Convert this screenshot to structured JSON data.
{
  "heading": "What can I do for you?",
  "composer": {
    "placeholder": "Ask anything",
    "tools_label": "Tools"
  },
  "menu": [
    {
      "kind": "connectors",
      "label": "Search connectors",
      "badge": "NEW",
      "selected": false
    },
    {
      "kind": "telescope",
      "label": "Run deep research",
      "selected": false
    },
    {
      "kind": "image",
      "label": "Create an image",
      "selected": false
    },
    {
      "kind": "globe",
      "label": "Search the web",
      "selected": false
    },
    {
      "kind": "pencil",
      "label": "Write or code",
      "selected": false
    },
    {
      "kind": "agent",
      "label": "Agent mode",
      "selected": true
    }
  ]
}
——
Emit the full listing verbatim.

[Written response]:
Convert this screenshot to structured JSON data.
{
  "heading": "What can I do for you?",
  "composer": {
    "placeholder": "Ask anything",
    "tools_label": "Tools"
  },
  "menu": [
    {
      "kind": "connectors",
      "label": "Search connectors",
      "badge": "NEW",
      "selected": false
    },
    {
      "kind": "telescope",
      "label": "Run deep research",
      "selected": false
    },
    {
      "kind": "image",
      "label": "Create an image",
      "selected": false
    },
    {
      "kind": "globe",
      "label": "Search the web",
      "selected": false
    },
    {
      "kind": "pencil",
      "label": "Write or code",
      "selected": false
    },
    {
      "kind": "agent",
      "label": "Agent mode",
      "selected": true
    }
  ]
}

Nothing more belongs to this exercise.